Watch This: THE RUSH – A Year with No SXSW
From AFS Head of Film & Creative Media Holly Herrick:
Independent film is vital to our culture, but the infrastructure to support a career in filmmaking is elusive in the United States. The system that we have in place for independent film includes brilliant people and institutions who are leveraging their best thinking and sweat equity so that visionary work at all budget levels can be made and seen, but the fact is that most emerging artists are under-resourced at every phase of production and distribution. Sometimes this means that filmmakers leverage all of their own resources to get work made, which can result in severe threats to their livelihoods.
Enter Covid-19, which in the film world, means that all of the existing cracks in our infrastructure have become gaping holes. Removing the film festival—the vital launch for any independent filmmaker—from the eco-system leaves filmmakers stranded. With no way to gain momentum for their projects or artistic profiles, they can’t take their next step. For many of the filmmakers selected for SXSW, participation in that festival marked major career leap, one that might mean finding distribution for their work, but almost certainly would help secure their next jobs and opportunities.

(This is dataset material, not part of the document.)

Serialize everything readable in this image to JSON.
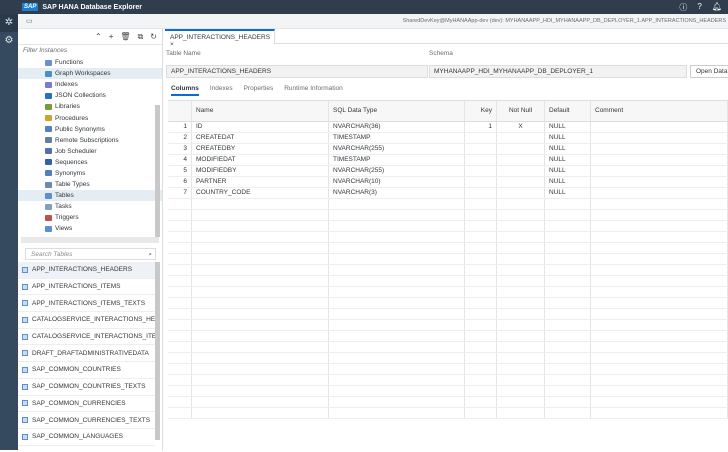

The major blow dealt by the cancellation of SXSW was quickly overshadowed by the devastating death toll of Covid-19 and apocalyptic reports from Italy and New York, then the terrible news of job losses and the rising food and housing insecurity. A new short from director Rebecca Stern on The Atlantic posits that our collective mourning for these tragedies doesn’t mean we can’t recognize the threat to our artistic community at this time. Artistic loss and misfortune are something for our film world to grieve, and to be seriously worried about. Artists are set back, and permanent consequences for our culture are certain if we don’t find a way to create opportunities for work to be produced and effectively distributed.
The artists featured in Stern’s THE RUSH tell the personal story of how the cancellation of SXSW directly affected filmmakers in our community. Sarah Brennan Kolb (GOOD OL’ GIRL), Jessica Wolfson and Jesse Auritt (THE PAINT WIZZARD), and Kevin Ford (THE PUSHBACK) had films years in the making that had big plans for their SXSW premieres. We got to know all of these artists well through our programs—Sarah, Jessica and Jesse were recipients of AFS Grants, which brought each of them major momentum at critical phases in their projects. Kevin Ford brought THE PUSHBACK to AFS’s Works In Progress program, where he workshopped his rough cut. The cancellation of their premieres is not something we could have helped these filmmakers to plan.
We hope you have a chance to watch this 5-minute piece and hear from these filmmakers in their own words.
If you want to be a part of filmmaker support at AFS, consider a donation to our grants program.